--- START ---
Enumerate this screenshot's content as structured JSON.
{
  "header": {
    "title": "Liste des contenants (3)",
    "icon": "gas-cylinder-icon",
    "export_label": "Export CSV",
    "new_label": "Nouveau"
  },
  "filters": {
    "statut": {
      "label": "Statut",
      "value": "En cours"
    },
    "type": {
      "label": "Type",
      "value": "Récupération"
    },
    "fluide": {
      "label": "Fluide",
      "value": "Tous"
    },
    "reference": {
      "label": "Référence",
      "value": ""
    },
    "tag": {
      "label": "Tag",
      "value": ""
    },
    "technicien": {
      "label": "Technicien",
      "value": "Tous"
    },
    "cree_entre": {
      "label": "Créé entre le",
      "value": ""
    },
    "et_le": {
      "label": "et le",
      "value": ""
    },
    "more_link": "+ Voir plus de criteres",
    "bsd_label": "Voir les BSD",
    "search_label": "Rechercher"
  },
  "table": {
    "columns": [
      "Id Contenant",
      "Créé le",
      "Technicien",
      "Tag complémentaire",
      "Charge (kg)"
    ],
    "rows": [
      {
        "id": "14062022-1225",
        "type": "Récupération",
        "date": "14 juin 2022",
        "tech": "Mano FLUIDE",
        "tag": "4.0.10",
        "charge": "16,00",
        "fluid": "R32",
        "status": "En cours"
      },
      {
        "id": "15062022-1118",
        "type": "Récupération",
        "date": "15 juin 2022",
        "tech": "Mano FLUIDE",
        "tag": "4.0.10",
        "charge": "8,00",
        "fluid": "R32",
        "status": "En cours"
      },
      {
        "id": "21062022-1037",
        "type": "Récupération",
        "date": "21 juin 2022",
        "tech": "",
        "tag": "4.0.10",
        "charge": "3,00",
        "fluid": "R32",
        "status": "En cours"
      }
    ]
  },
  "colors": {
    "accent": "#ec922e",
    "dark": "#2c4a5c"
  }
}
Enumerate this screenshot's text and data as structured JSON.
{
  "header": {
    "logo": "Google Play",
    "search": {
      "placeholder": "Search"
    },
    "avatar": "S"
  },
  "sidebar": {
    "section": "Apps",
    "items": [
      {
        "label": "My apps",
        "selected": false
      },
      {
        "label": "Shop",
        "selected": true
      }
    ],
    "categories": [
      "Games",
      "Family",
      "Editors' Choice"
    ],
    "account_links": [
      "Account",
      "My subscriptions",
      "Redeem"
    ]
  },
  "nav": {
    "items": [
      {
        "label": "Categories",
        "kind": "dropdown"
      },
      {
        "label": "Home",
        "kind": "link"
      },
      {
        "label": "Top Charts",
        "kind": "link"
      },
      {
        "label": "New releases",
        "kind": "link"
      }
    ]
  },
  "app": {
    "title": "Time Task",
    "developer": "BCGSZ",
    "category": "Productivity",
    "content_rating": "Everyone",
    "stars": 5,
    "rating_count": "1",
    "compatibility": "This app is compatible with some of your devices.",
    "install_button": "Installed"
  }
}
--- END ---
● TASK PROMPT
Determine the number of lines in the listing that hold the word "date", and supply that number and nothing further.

● WRITTEN ANSWER
3